> TASK TO CARRY OUT:
Find the lines in the entries that follow where the word "Rate" occurs, and state how many there are, with no other words.

[Extracted records]
*** Begin section ***

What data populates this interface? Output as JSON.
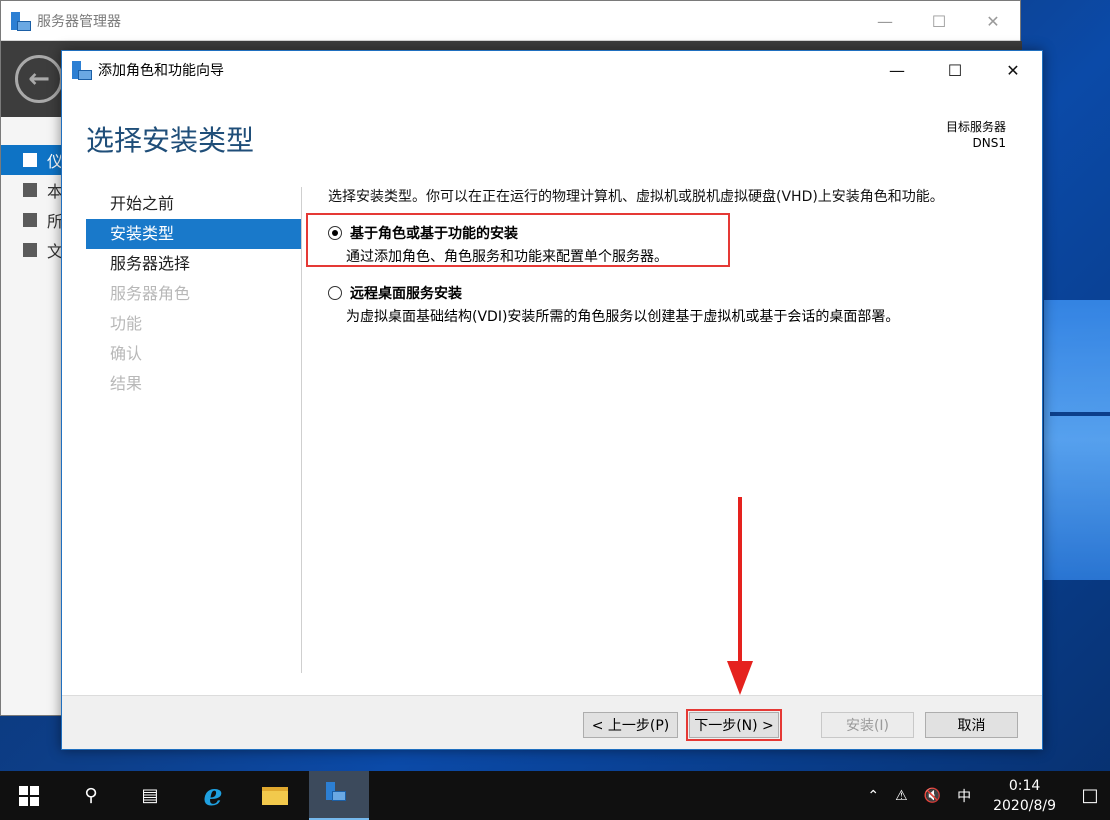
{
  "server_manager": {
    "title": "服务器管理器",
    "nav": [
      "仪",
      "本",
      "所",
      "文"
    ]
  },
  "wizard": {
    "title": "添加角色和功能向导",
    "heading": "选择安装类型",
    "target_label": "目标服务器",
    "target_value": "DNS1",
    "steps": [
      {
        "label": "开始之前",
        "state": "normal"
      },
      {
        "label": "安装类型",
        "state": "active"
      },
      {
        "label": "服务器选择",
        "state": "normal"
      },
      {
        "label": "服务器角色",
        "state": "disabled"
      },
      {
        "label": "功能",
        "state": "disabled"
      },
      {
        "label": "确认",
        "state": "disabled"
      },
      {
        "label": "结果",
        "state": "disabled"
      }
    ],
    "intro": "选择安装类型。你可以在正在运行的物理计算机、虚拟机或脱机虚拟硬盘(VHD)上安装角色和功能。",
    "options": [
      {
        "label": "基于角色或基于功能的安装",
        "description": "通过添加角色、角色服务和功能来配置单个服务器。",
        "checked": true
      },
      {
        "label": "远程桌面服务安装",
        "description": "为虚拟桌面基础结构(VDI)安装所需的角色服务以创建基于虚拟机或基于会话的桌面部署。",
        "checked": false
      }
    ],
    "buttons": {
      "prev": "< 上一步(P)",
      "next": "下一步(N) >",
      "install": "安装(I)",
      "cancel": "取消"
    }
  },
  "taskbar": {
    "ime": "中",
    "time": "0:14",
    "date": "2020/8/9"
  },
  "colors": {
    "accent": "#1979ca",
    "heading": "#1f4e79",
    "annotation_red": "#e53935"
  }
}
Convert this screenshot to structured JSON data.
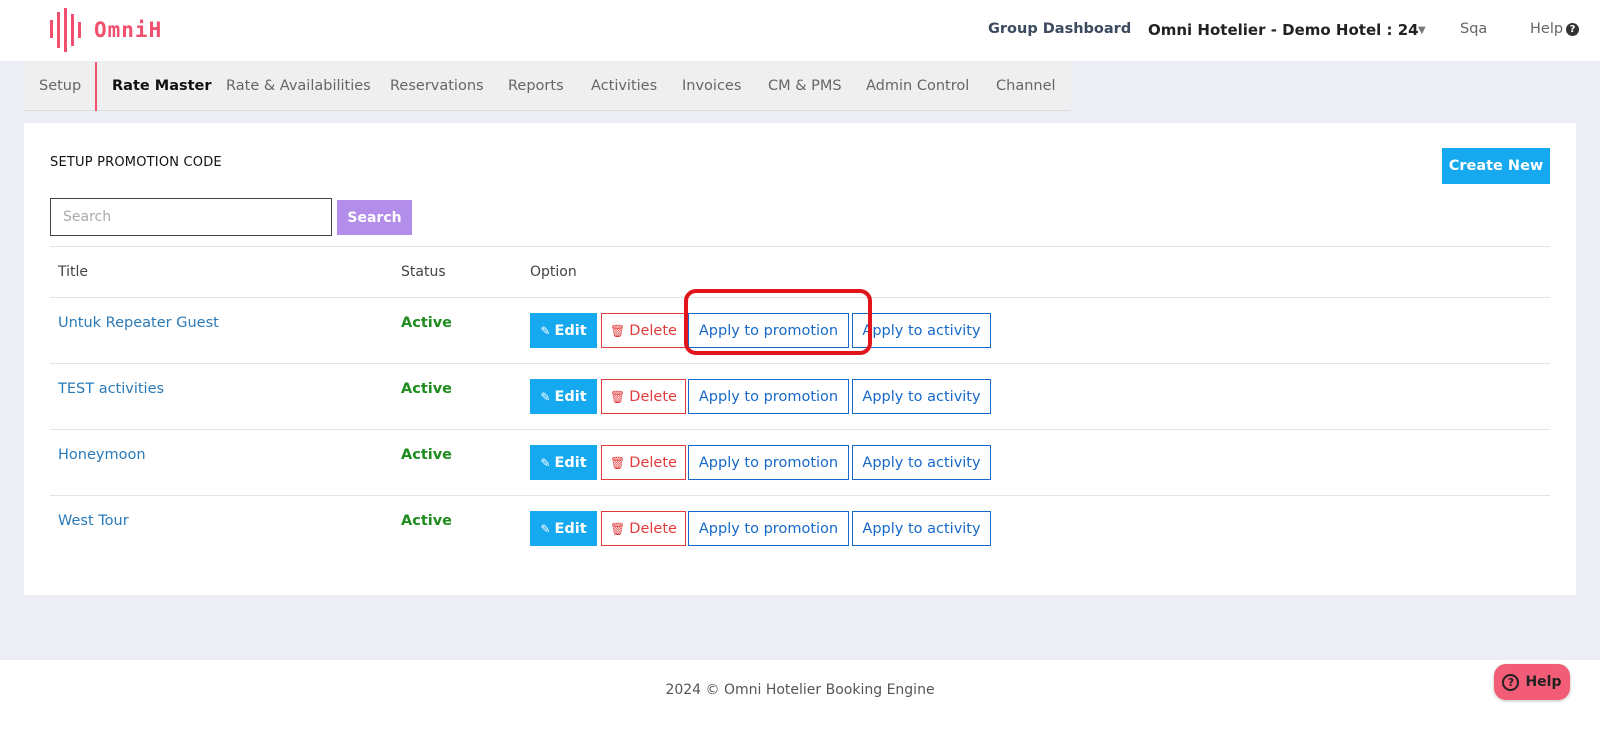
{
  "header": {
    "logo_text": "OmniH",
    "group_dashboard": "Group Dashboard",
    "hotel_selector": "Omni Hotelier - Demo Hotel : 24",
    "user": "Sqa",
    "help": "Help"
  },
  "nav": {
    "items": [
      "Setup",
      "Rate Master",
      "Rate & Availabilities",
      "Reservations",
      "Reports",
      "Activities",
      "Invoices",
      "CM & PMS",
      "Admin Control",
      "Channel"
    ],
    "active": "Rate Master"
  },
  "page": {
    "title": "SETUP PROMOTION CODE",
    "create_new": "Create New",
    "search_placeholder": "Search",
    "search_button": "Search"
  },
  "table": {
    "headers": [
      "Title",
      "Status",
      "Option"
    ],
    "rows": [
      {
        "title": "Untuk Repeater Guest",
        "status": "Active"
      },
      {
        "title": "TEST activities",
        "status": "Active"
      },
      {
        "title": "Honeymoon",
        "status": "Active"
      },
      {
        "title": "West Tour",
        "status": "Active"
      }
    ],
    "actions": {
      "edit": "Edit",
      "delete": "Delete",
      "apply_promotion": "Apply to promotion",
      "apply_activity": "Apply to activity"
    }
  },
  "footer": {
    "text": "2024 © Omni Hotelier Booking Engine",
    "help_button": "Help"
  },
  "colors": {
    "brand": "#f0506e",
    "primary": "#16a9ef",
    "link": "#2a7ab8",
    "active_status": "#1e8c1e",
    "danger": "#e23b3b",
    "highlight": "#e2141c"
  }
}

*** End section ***

> ANSWER TO THE EXERCISE:
3